A key issue is dealing with substance abuse, which the program has seen grow significantly in recent years, he said. Cranney estimates that about 90 percent of the offenders they work with have some sort of substance abuse problem.
All offenders go through a risk assessment, which includes questions about drug use and mental illness, and get a recommendation for treatment. The community corrections program case managers then work with offenders to be sure they are being connected with local resources and that they are using them, he said.
The program also does more than 100 drug screens a month, and if one comes up positive, they work with offenders to find treatment in addition to any discipline they would face under their sentence, he said.
Another struggle with the growth of people on the program, and ones struggling with substance abuse, is making sure no one brings drugs into the facility, Cranney said.
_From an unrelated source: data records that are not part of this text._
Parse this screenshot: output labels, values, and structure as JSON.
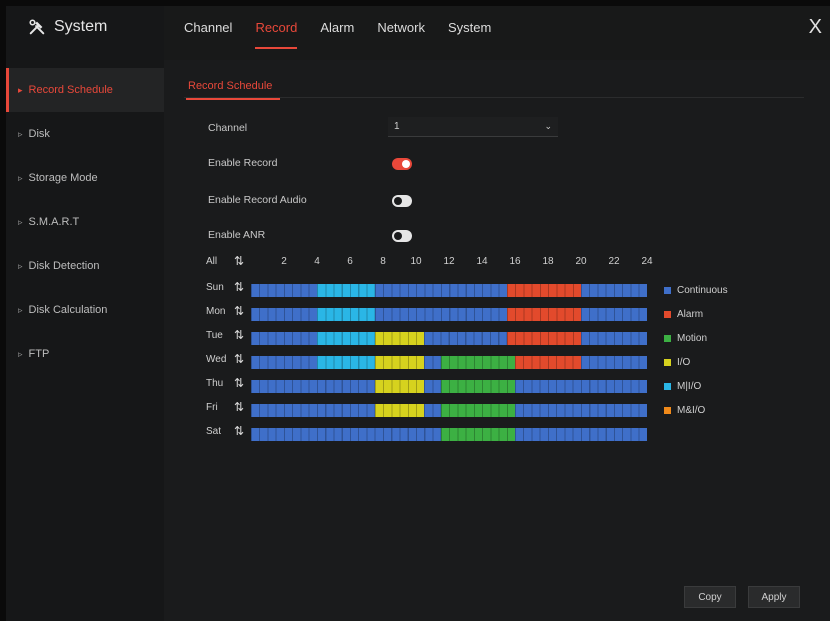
{
  "window": {
    "title": "System",
    "close_label": "X"
  },
  "top_tabs": [
    "Channel",
    "Record",
    "Alarm",
    "Network",
    "System"
  ],
  "active_tab": "Record",
  "sidebar": {
    "items": [
      "Record Schedule",
      "Disk",
      "Storage Mode",
      "S.M.A.R.T",
      "Disk Detection",
      "Disk Calculation",
      "FTP"
    ],
    "active": "Record Schedule"
  },
  "subtab": "Record Schedule",
  "form": {
    "channel_label": "Channel",
    "channel_value": "1",
    "enable_record_label": "Enable Record",
    "enable_record": true,
    "enable_audio_label": "Enable Record Audio",
    "enable_audio": false,
    "enable_anr_label": "Enable ANR",
    "enable_anr": false
  },
  "schedule": {
    "all_label": "All",
    "hours": [
      "2",
      "4",
      "6",
      "8",
      "10",
      "12",
      "14",
      "16",
      "18",
      "20",
      "22",
      "24"
    ],
    "days": [
      {
        "label": "Sun",
        "segments": [
          [
            0,
            8,
            "continuous"
          ],
          [
            8,
            15,
            "mio"
          ],
          [
            15,
            31,
            "continuous"
          ],
          [
            31,
            40,
            "alarm"
          ],
          [
            40,
            48,
            "continuous"
          ]
        ]
      },
      {
        "label": "Mon",
        "segments": [
          [
            0,
            8,
            "continuous"
          ],
          [
            8,
            15,
            "mio"
          ],
          [
            15,
            31,
            "continuous"
          ],
          [
            31,
            40,
            "alarm"
          ],
          [
            40,
            48,
            "continuous"
          ]
        ]
      },
      {
        "label": "Tue",
        "segments": [
          [
            0,
            8,
            "continuous"
          ],
          [
            8,
            15,
            "mio"
          ],
          [
            15,
            21,
            "io"
          ],
          [
            21,
            31,
            "continuous"
          ],
          [
            31,
            40,
            "alarm"
          ],
          [
            40,
            48,
            "continuous"
          ]
        ]
      },
      {
        "label": "Wed",
        "segments": [
          [
            0,
            8,
            "continuous"
          ],
          [
            8,
            15,
            "mio"
          ],
          [
            15,
            21,
            "io"
          ],
          [
            21,
            23,
            "continuous"
          ],
          [
            23,
            32,
            "motion"
          ],
          [
            32,
            40,
            "alarm"
          ],
          [
            40,
            48,
            "continuous"
          ]
        ]
      },
      {
        "label": "Thu",
        "segments": [
          [
            0,
            15,
            "continuous"
          ],
          [
            15,
            21,
            "io"
          ],
          [
            21,
            23,
            "continuous"
          ],
          [
            23,
            32,
            "motion"
          ],
          [
            32,
            48,
            "continuous"
          ]
        ]
      },
      {
        "label": "Fri",
        "segments": [
          [
            0,
            15,
            "continuous"
          ],
          [
            15,
            21,
            "io"
          ],
          [
            21,
            23,
            "continuous"
          ],
          [
            23,
            32,
            "motion"
          ],
          [
            32,
            48,
            "continuous"
          ]
        ]
      },
      {
        "label": "Sat",
        "segments": [
          [
            0,
            23,
            "continuous"
          ],
          [
            23,
            32,
            "motion"
          ],
          [
            32,
            48,
            "continuous"
          ]
        ]
      }
    ]
  },
  "legend": [
    {
      "key": "continuous",
      "label": "Continuous",
      "color": "#3f6fc9"
    },
    {
      "key": "alarm",
      "label": "Alarm",
      "color": "#e24a2c"
    },
    {
      "key": "motion",
      "label": "Motion",
      "color": "#3cb043"
    },
    {
      "key": "io",
      "label": "I/O",
      "color": "#d6d21e"
    },
    {
      "key": "mio",
      "label": "M|I/O",
      "color": "#2ab6e6"
    },
    {
      "key": "maio",
      "label": "M&I/O",
      "color": "#f08a1a"
    }
  ],
  "buttons": {
    "copy": "Copy",
    "apply": "Apply"
  },
  "colors": {
    "accent": "#e8483a"
  }
}
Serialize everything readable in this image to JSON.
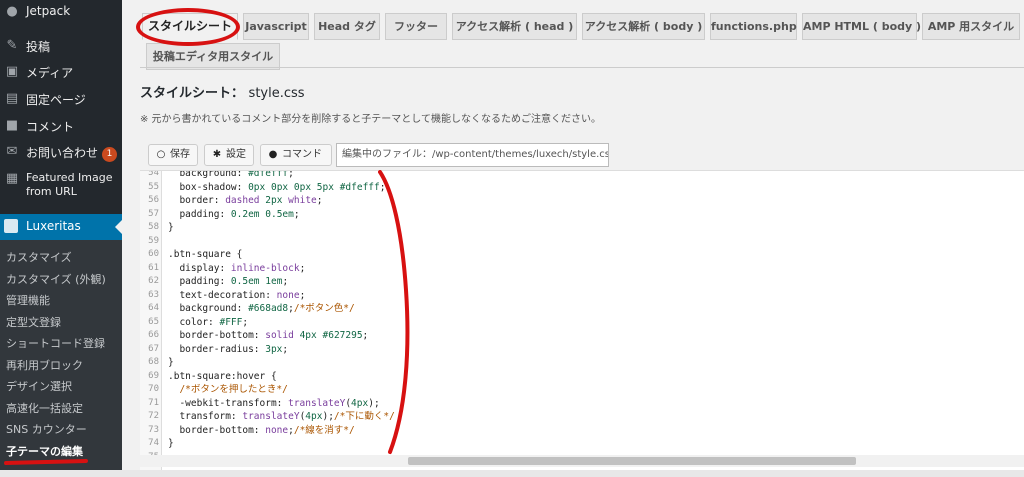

Officers do thorough searches of offenders when they come back to the facility, including going through each article of clothing, but they don’t have the staffing to be able to do body searches, he said. The searches have helped reduce people bringing in items they shouldn’t, he said. The county also is pursuing getting a body scanner, which would be used at the jail and the community corrections program, which also would be a huge help, he said.
His hope is that in the future, the program can offer more classes and other help to offenders. That was a goal of an expansion of the program in a new building, which county officials continue to discuss. Their hope was to have space within the facility for programs, since transportation is often a key issue offenders, officials have said.
Cranney would like to be able to work with offenders even more outside of the facility, such as at their work and home, with an intensive program up front that gradually leads to offenders being released with monitoring, he said.
“The only way to really help is to help them outside of here, at work and at home, is giving them the mental and physical tools to resist,” Cranney said.
Here is a look at the number of offenders on work release and home detention programs through the Johnson County Community Corrections program: